Some people have built more or less general-purpose XML editors for specific vocabularies using XForms. That works, I think, more or less, though in many cases I think you’ll get better results acquiring a good XML editor and learning to use it. XForms really shines, I think, in the creation of ad hoc special-purpose editors for the performance of specialized tasks.

In many projects, XML documents are created and refined in multiple specialized passes. In a historical documentary edition, the document will be transcribed, then proofread and corrected in multiple passes performed by different people, or pairs of people. Another pass over the document will mark places where annotations are needed and note the information needed to write those annotations. (“Who is this person mentioned here? Need a short biographical note.”) And so on.

In a language corpus, an automated process may have attempted to mark sentence boundaries, and a human reviewer may be assigned to correct them; the only things that reviewer is supposed to do are open the document, split all of the s elements where the software missed a sentence boundary, join adjacent s elements wherever the software was wrong in thinking it had found a sentence boundary, save the document, and quit. If you undertake this task in a full XML editor, and you get bored and lose concentration, there is essentially no limit to the amount of damage you could accidentally do to the data by mistake. What is needed for situations like this is what Henry Thompson of the University of Edinburgh calls ‘padded-cell editors’ — editors in which you cannot do all that much damage, precisely because they are not full-featured general-purpose editors. Because they allow the user to do only a few things, padded-cell editors can have simpler user interfaces and be easier to learn than general-purpose editors.

The construction of padded-cell editors has always been a complicated and expensive task; it’s going to take thousands, or tens of thousands, of lines of Java or Objective C or Python to build one, even if you have a reasonably good library to use. With XForms, the high-level abstractions and the declarative nature of the specification make it possible to do roughly the same work with much less code: a few hundred lines of XHTML, CSS, and XForms-specific markup.

This is why I think XForms has a place in the toolkit of any project or organization making serious use of XML. And, coincidentally, it may be a reason you, dear reader, or someone you know may want to attend this XForms course.

(Oh, yes, one more thing: we have set up an email announcement list for people who want to receive email notification of this and other courses organized or taught by Black Mesa Technologies; a sign-up page is available.)

What constitutes successful format conversion?

[31 December 2010]

I wrote about the International data curation conference earlier this month, but did not provide a pointer to my own talk.

My slides are on the Web on this site; they may give some idea of the general thrust of my talk. (On slide 4, “IANAPL” expands to “I am not a preservation librarian”. On slide 20, the quotation is from an anonymous review of my paper.)

Over time, I become more and more convinced that formal proofs of correctness are important for things we care about.
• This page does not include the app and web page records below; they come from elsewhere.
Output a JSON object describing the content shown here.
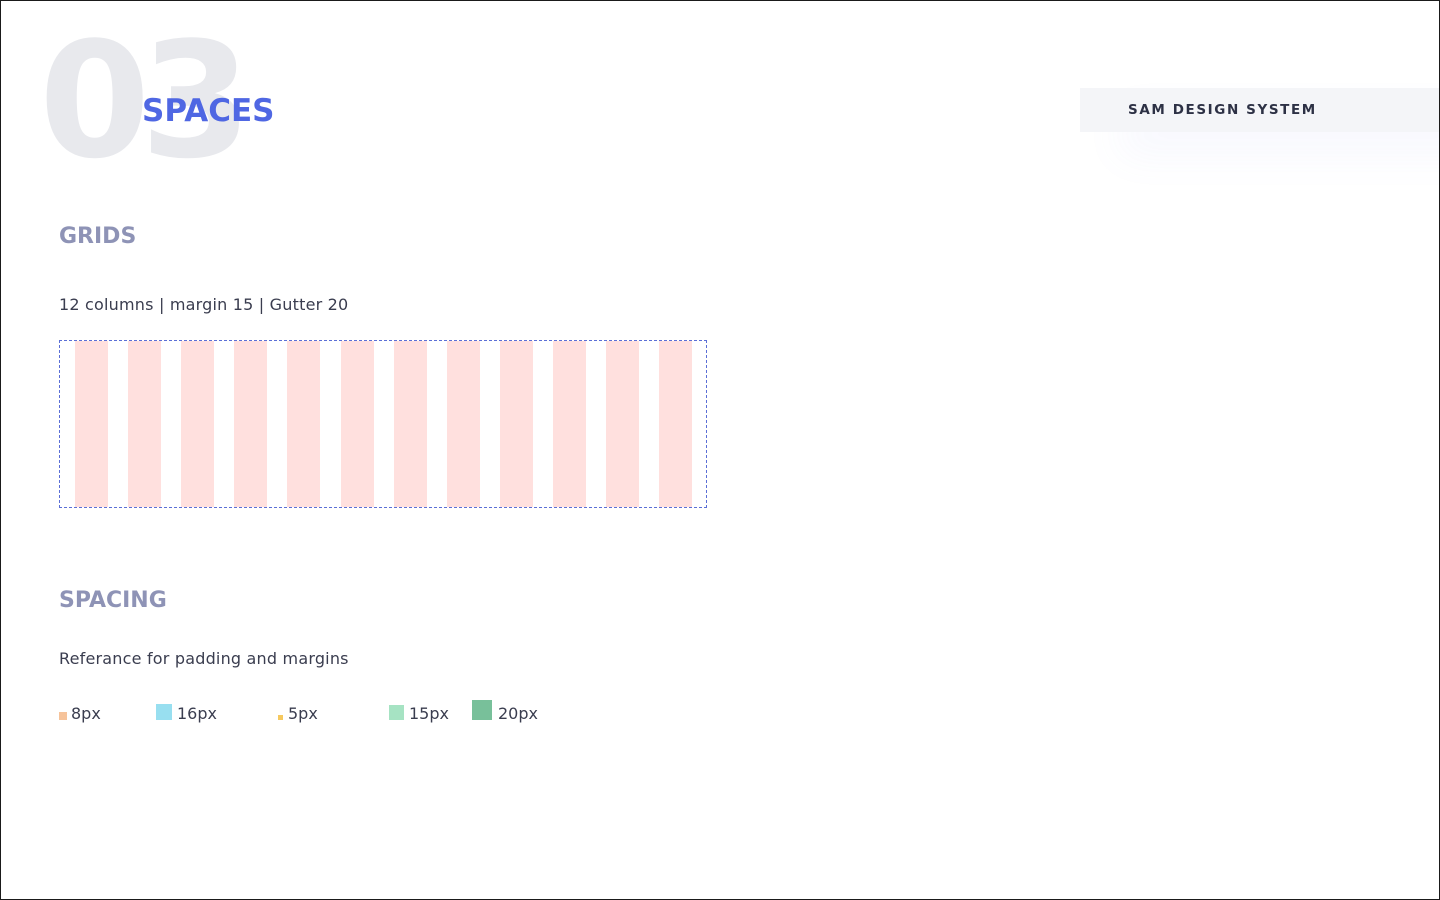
{
  "hero": {
    "section_number": "03",
    "title": "SPACES"
  },
  "brand_tag": {
    "label": "SAM DESIGN SYSTEM"
  },
  "grids": {
    "heading": "GRIDS",
    "description": "12 columns | margin 15 | Gutter 20",
    "columns": 12,
    "column_color": "#ffe0de",
    "guide_color": "#5b6fd6"
  },
  "spacing": {
    "heading": "SPACING",
    "description": "Referance for padding and margins",
    "swatches": [
      {
        "label": "8px",
        "color": "#f6c39a"
      },
      {
        "label": "16px",
        "color": "#98dff0"
      },
      {
        "label": "5px",
        "color": "#f6c95f"
      },
      {
        "label": "15px",
        "color": "#a6e3c3"
      },
      {
        "label": "20px",
        "color": "#78c09a"
      }
    ]
  },
  "colors": {
    "accent": "#4f67e3",
    "heading": "#8e93b6",
    "body_text": "#3a3d4f",
    "watermark": "#e8e9ed",
    "tag_background": "#f4f5f8"
  }
}
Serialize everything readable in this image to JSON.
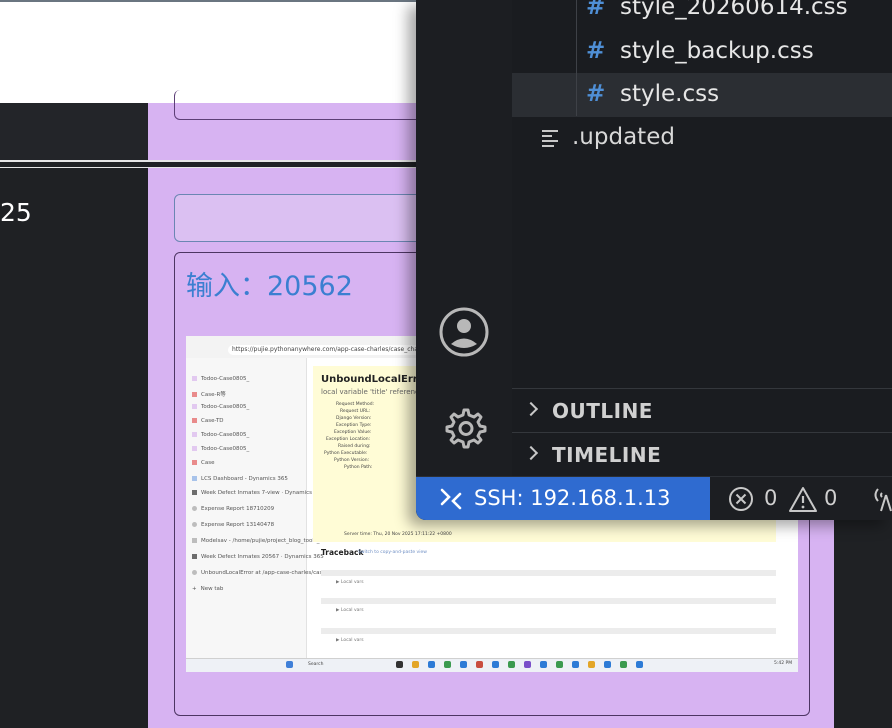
{
  "background_app": {
    "left_number": "25",
    "input_label": "输入：20562"
  },
  "embedded_screenshot": {
    "url": "https://pujie.pythonanywhere.com/app-case-charles/case_charles_search/",
    "sidebar_items": [
      "Todoo-Case0805_",
      "Case-R等",
      "Todoo-Case0805_",
      "Case-TD",
      "Todoo-Case0805_",
      "Todoo-Case0805_",
      "Case",
      "LCS Dashboard - Dynamics 365",
      "Week Defect Inmates 7-view · Dynamics 365",
      "Expense Report 18710209",
      "Expense Report 13140478",
      "Modelsav - /home/pujie/project_blog_tools_fo...",
      "Week Defect Inmates 20567 · Dynamics 365",
      "UnboundLocalError at /app-case-charles/cas...",
      "New tab"
    ],
    "error_title": "UnboundLocalError at",
    "error_subtitle": "local variable 'title' referenced",
    "details": [
      "Request Method:",
      "Request URL:",
      "Django Version:",
      "Exception Type:",
      "Exception Value:",
      "Exception Location:",
      "Raised during:",
      "Python Executable:",
      "Python Version:",
      "Python Path:"
    ],
    "server_time": "Server time:  Thu, 20 Nov 2025 17:11:22 +0800",
    "traceback_title": "Traceback",
    "traceback_hint": "Switch to copy-and-paste view",
    "local_vars": "▶ Local vars",
    "taskbar_search": "Search",
    "clock": "5:42 PM"
  },
  "editor": {
    "files": [
      {
        "icon": "#",
        "name": "style_20260614.css",
        "selected": false
      },
      {
        "icon": "#",
        "name": "style_backup.css",
        "selected": false
      },
      {
        "icon": "#",
        "name": "style.css",
        "selected": true
      }
    ],
    "updated_file": ".updated",
    "sections": [
      "OUTLINE",
      "TIMELINE"
    ],
    "status": {
      "ssh_label": "SSH: 192.168.1.13",
      "errors": "0",
      "warnings": "0"
    },
    "colors": {
      "accent": "#2f6bd0",
      "file_icon": "#4f8fd6",
      "background": "#1c1e22"
    }
  }
}
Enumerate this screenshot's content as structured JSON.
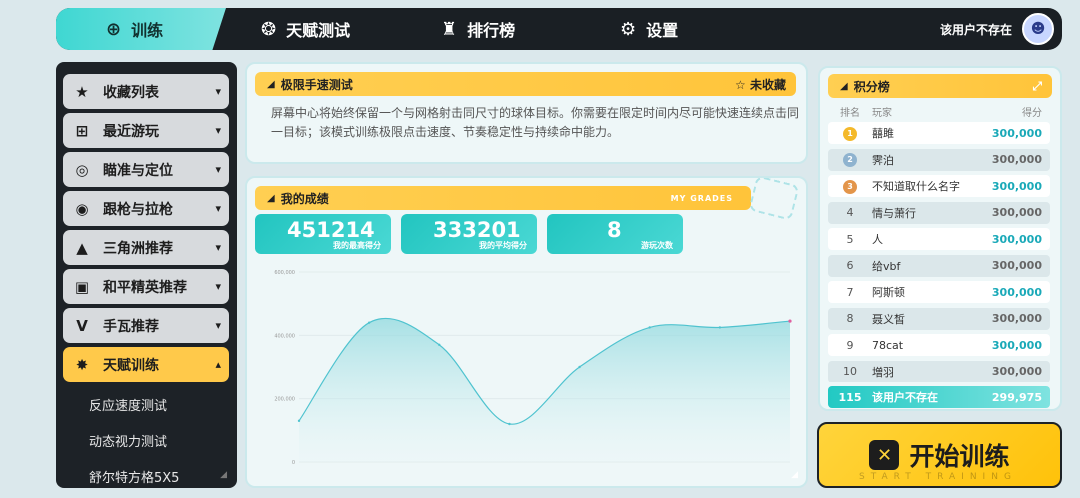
{
  "topnav": {
    "tabs": [
      {
        "label": "训练",
        "icon": "crosshair-icon"
      },
      {
        "label": "天赋测试",
        "icon": "radar-icon"
      },
      {
        "label": "排行榜",
        "icon": "podium-icon"
      },
      {
        "label": "设置",
        "icon": "gear-icon"
      }
    ],
    "username": "该用户不存在"
  },
  "sidebar": {
    "items": [
      {
        "label": "收藏列表",
        "icon": "star-icon"
      },
      {
        "label": "最近游玩",
        "icon": "gamepad-icon"
      },
      {
        "label": "瞄准与定位",
        "icon": "target-icon"
      },
      {
        "label": "跟枪与拉枪",
        "icon": "tracking-icon"
      },
      {
        "label": "三角洲推荐",
        "icon": "delta-icon"
      },
      {
        "label": "和平精英推荐",
        "icon": "console-icon"
      },
      {
        "label": "手瓦推荐",
        "icon": "valorant-icon"
      },
      {
        "label": "天赋训练",
        "icon": "spark-icon"
      }
    ],
    "subitems": [
      "反应速度测试",
      "动态视力测试",
      "舒尔特方格5X5"
    ]
  },
  "info": {
    "title": "极限手速测试",
    "fav_label": "未收藏",
    "description": "屏幕中心将始终保留一个与网格射击同尺寸的球体目标。你需要在限定时间内尽可能快速连续点击同一目标；该模式训练极限点击速度、节奏稳定性与持续命中能力。"
  },
  "grades": {
    "title": "我的成绩",
    "title_en": "MY GRADES",
    "stats": [
      {
        "value": "451214",
        "label": "我的最高得分"
      },
      {
        "value": "333201",
        "label": "我的平均得分"
      },
      {
        "value": "8",
        "label": "游玩次数"
      }
    ]
  },
  "chart_data": {
    "type": "line",
    "x": [
      1,
      2,
      3,
      4,
      5,
      6,
      7,
      8
    ],
    "values": [
      130000,
      440000,
      370000,
      120000,
      300000,
      425000,
      425000,
      445000
    ],
    "ylim": [
      0,
      600000
    ],
    "yticks": [
      "600,000",
      "400,000",
      "200,000",
      "0"
    ],
    "grid": true,
    "line_color": "#4fc3cf"
  },
  "leaderboard": {
    "title": "积分榜",
    "headers": {
      "rank": "排名",
      "player": "玩家",
      "score": "得分"
    },
    "rows": [
      {
        "rank": "1",
        "name": "囍雎",
        "score": "300,000"
      },
      {
        "rank": "2",
        "name": "霁泊",
        "score": "300,000"
      },
      {
        "rank": "3",
        "name": "不知道取什么名字",
        "score": "300,000"
      },
      {
        "rank": "4",
        "name": "情与萧行",
        "score": "300,000"
      },
      {
        "rank": "5",
        "name": "人",
        "score": "300,000"
      },
      {
        "rank": "6",
        "name": "给vbf",
        "score": "300,000"
      },
      {
        "rank": "7",
        "name": "阿斯顿",
        "score": "300,000"
      },
      {
        "rank": "8",
        "name": "聂义皙",
        "score": "300,000"
      },
      {
        "rank": "9",
        "name": "78cat",
        "score": "300,000"
      },
      {
        "rank": "10",
        "name": "増羽",
        "score": "300,000"
      }
    ],
    "me": {
      "rank": "115",
      "name": "该用户不存在",
      "score": "299,975"
    }
  },
  "start_button": {
    "label": "开始训练",
    "sub": "START TRAINING"
  }
}
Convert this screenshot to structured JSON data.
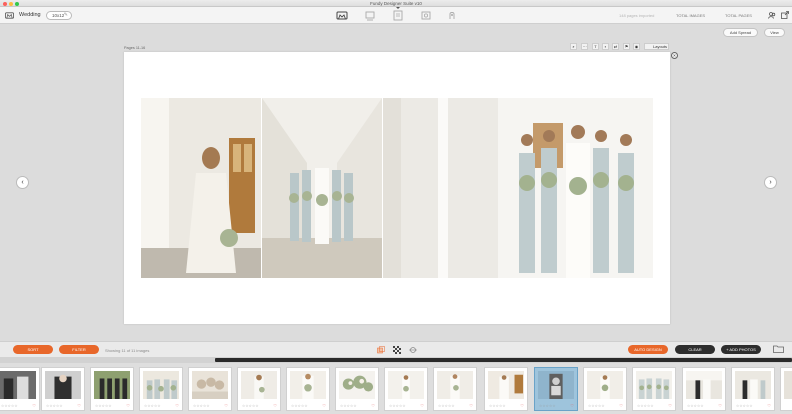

The other day, for example (29 December to be exact), I saw a front-page article in the New York Times about radiation overdoses resulting from both hardware and software shortcomings in the device used to administer radiotherapy. I found it impossible not to think that formal proofs of correctness could help prevent such errors. (Among other things, formal proofs of correctness force those responsible to say with some precision what correct behavior is, for the software in question, which is likely to lead to more explicit consideration of things like error modes than might otherwise happen.)

Formal specification of the meaning of markup languages is only a smaller part of making possible formal proofs of system correctness. But it’s a step, I think.